Source: Compilation from  KFRI, Wikipedia and Rainfall data from own research.

 

See also previous series

 

India's Wettest Places - Walakkad, Kerala - Series No.1

10 comments:

chessplayerus said...

Dear Pradeep,
your blogs about rainfall in India are very interesting. I am working at the GPCC (Global Precipitation Climatology Centre) operated by the German Weather Service under the auspices of the WMO. We are generating global analyses of monthly precipitation. Cherrapunji and Mawsynram are amongst the stations with the worldwide highest rainfall amounts. While we do have a long time series for Cherrapunji, we have data Mawsynram only for 1940-1969, with a gap in 1945-1947.
Could you please help us to improve our data base for Mawsynram?
Best regards

Pradeep said...

Thank you. I too have the data series from 1940-1969 only.

Only from 2013, Mawsynram i am tracking it. Before which it was not in public domain.

U have purchase the rainfall from IMD

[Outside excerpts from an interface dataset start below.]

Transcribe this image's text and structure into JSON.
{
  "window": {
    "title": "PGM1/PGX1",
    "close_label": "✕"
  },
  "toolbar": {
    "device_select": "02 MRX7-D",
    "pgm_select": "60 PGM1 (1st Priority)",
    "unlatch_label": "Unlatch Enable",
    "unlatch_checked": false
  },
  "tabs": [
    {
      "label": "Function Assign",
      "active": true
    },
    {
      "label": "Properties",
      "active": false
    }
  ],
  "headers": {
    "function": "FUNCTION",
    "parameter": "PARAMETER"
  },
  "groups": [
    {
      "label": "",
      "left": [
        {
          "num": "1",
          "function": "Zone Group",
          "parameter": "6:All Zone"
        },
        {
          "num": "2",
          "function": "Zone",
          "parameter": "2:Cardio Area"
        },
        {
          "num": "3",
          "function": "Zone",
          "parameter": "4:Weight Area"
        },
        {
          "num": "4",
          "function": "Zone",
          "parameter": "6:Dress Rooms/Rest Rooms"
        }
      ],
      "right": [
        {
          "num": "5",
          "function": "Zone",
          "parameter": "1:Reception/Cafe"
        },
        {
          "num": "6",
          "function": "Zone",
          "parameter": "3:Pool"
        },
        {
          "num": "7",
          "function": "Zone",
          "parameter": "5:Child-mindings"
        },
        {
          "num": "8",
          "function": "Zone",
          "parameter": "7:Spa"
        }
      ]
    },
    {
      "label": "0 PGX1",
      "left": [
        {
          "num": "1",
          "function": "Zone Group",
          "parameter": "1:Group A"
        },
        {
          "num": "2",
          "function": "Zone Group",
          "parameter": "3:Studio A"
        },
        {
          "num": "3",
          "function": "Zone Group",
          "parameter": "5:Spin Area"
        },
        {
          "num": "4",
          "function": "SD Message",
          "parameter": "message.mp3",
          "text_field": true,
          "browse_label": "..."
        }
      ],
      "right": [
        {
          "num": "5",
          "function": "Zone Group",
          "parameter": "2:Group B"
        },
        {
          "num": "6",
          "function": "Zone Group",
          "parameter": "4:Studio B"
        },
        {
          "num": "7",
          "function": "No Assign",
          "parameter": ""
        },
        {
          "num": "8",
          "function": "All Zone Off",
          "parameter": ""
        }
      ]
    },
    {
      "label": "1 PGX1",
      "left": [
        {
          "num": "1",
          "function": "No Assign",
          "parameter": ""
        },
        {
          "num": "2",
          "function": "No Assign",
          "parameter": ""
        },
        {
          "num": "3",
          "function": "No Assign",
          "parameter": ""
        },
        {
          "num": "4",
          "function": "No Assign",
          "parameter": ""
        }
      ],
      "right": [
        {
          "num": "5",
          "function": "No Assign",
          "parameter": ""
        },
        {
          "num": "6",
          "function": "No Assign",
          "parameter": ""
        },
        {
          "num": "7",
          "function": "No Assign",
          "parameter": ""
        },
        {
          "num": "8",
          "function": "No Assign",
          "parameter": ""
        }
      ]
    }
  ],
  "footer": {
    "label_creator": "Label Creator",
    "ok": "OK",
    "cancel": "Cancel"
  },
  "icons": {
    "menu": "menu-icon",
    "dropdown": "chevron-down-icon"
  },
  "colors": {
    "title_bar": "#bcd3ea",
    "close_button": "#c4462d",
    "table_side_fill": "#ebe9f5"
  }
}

Karthik Narayan said...

Rajamalai is geographically very close to Cinchona and Valparai as well

Pradeep said...

Karthik Narayan

Chincona is close to Lower Nirar then Chinnakallar and Upper Nirar

Your are spot on. It is also close to Rajamalai

John Richard Thomas said...

IT is really interesting thankyou for your valuable informations..iam also working in climate change studies.....best regards...

Amarnath A P said...

Hi,

I am very interested in weather (temp and rainfall) and its data. Thanks for providing these data.

Btw - which is the wettest place in Tamilnadu (I guess chinnakalar - but not sure).

Pradeep said...

Yes Chinnakallar and Upper Nirar are wettest place in Tamil Nadu.

reghuram said...

Dear Pradeep Emmanuel a thousand thanx for your rainfall info. I am an avid weather watcher and my query is regarding any correlation between the mango showers in kerala and the western disturbance of North India. In my small research on this i have noticed that whenever there is a strong western disturbance thee is an appreciable increase in temperature in kerala, and also absence of thunderstorm activity. Could you please enlighten?

alleppey houseboat said...

Thanks for sharing this wonderful post . It is important and very useful, and the articles are nice to share everyone.
alleppey houseboats

Harish Raja said...

What is the highest 24 hour rainfall recorded anywhere in namakkal district